**WHAT IS EXPECTED**
Every line containing the word "documents" is to be copied from the data below.

**GIVEN RECORDS**
"""
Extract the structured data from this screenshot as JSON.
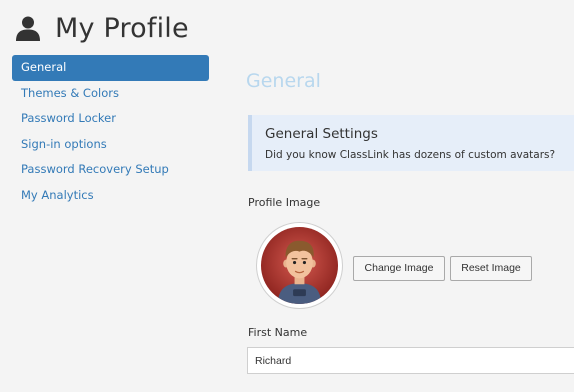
{
  "header": {
    "title": "My Profile",
    "icon": "user-icon"
  },
  "sidebar": {
    "items": [
      {
        "label": "General",
        "active": true
      },
      {
        "label": "Themes & Colors",
        "active": false
      },
      {
        "label": "Password Locker",
        "active": false
      },
      {
        "label": "Sign-in options",
        "active": false
      },
      {
        "label": "Password Recovery Setup",
        "active": false
      },
      {
        "label": "My Analytics",
        "active": false
      }
    ]
  },
  "main": {
    "section_title": "General",
    "info_box": {
      "title": "General Settings",
      "text": "Did you know ClassLink has dozens of custom avatars?"
    },
    "profile_image_label": "Profile Image",
    "change_image_label": "Change Image",
    "reset_image_label": "Reset Image",
    "first_name_label": "First Name",
    "first_name_value": "Richard"
  },
  "colors": {
    "accent": "#337ab7",
    "section_title": "#b8d7ee",
    "info_box_bg": "#e6eef9",
    "avatar_ring": "#a8322c"
  }
}
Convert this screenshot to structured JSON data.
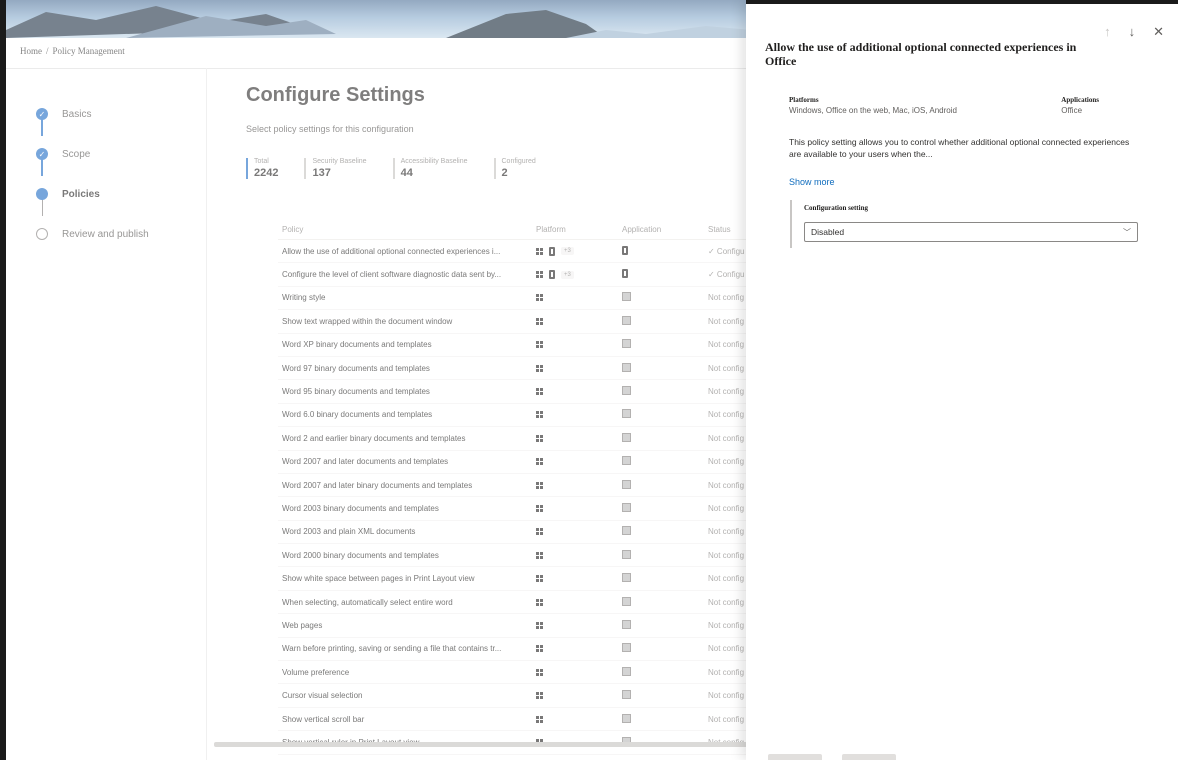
{
  "breadcrumb": {
    "home": "Home",
    "sep": "/",
    "current": "Policy Management"
  },
  "steps": [
    {
      "label": "Basics",
      "state": "done"
    },
    {
      "label": "Scope",
      "state": "done"
    },
    {
      "label": "Policies",
      "state": "active"
    },
    {
      "label": "Review and publish",
      "state": "pending"
    }
  ],
  "page": {
    "title": "Configure Settings",
    "subtitle": "Select policy settings for this configuration"
  },
  "stats": [
    {
      "label": "Total",
      "value": "2242"
    },
    {
      "label": "Security Baseline",
      "value": "137"
    },
    {
      "label": "Accessibility Baseline",
      "value": "44"
    },
    {
      "label": "Configured",
      "value": "2"
    }
  ],
  "table": {
    "headers": {
      "policy": "Policy",
      "platform": "Platform",
      "application": "Application",
      "status": "Status"
    },
    "rows": [
      {
        "policy": "Allow the use of additional optional connected experiences i...",
        "extra": "+3",
        "status": "✓ Configu"
      },
      {
        "policy": "Configure the level of client software diagnostic data sent by...",
        "extra": "+3",
        "status": "✓ Configu"
      },
      {
        "policy": "Writing style",
        "status": "Not config"
      },
      {
        "policy": "Show text wrapped within the document window",
        "status": "Not config"
      },
      {
        "policy": "Word XP binary documents and templates",
        "status": "Not config"
      },
      {
        "policy": "Word 97 binary documents and templates",
        "status": "Not config"
      },
      {
        "policy": "Word 95 binary documents and templates",
        "status": "Not config"
      },
      {
        "policy": "Word 6.0 binary documents and templates",
        "status": "Not config"
      },
      {
        "policy": "Word 2 and earlier binary documents and templates",
        "status": "Not config"
      },
      {
        "policy": "Word 2007 and later documents and templates",
        "status": "Not config"
      },
      {
        "policy": "Word 2007 and later binary documents and templates",
        "status": "Not config"
      },
      {
        "policy": "Word 2003 binary documents and templates",
        "status": "Not config"
      },
      {
        "policy": "Word 2003 and plain XML documents",
        "status": "Not config"
      },
      {
        "policy": "Word 2000 binary documents and templates",
        "status": "Not config"
      },
      {
        "policy": "Show white space between pages in Print Layout view",
        "status": "Not config"
      },
      {
        "policy": "When selecting, automatically select entire word",
        "status": "Not config"
      },
      {
        "policy": "Web pages",
        "status": "Not config"
      },
      {
        "policy": "Warn before printing, saving or sending a file that contains tr...",
        "status": "Not config"
      },
      {
        "policy": "Volume preference",
        "status": "Not config"
      },
      {
        "policy": "Cursor visual selection",
        "status": "Not config"
      },
      {
        "policy": "Show vertical scroll bar",
        "status": "Not config"
      },
      {
        "policy": "Show vertical ruler in Print Layout view",
        "status": "Not config"
      }
    ]
  },
  "panel": {
    "title": "Allow the use of additional optional connected experiences in Office",
    "nav": {
      "up": "↑",
      "down": "↓",
      "close": "✕"
    },
    "platforms_label": "Platforms",
    "platforms_value": "Windows, Office on the web, Mac, iOS, Android",
    "applications_label": "Applications",
    "applications_value": "Office",
    "description": "This policy setting allows you to control whether additional optional connected experiences are available to your users when the...",
    "show_more": "Show more",
    "config_label": "Configuration setting",
    "config_value": "Disabled"
  },
  "colors": {
    "accent": "#2f77c9",
    "link": "#0f6cbd"
  },
  "icons": [
    "check-icon",
    "windows-icon",
    "office-icon",
    "application-icon",
    "arrow-up-icon",
    "arrow-down-icon",
    "close-icon",
    "chevron-down-icon"
  ]
}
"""
**ANSWER AREA**
        "policy": "Word XP binary documents and templates",
        "policy": "Word 97 binary documents and templates",
        "policy": "Word 95 binary documents and templates",
        "policy": "Word 6.0 binary documents and templates",
        "policy": "Word 2 and earlier binary documents and templates",
        "policy": "Word 2007 and later documents and templates",
        "policy": "Word 2007 and later binary documents and templates",
        "policy": "Word 2003 binary documents and templates",
        "policy": "Word 2003 and plain XML documents",
        "policy": "Word 2000 binary documents and templates",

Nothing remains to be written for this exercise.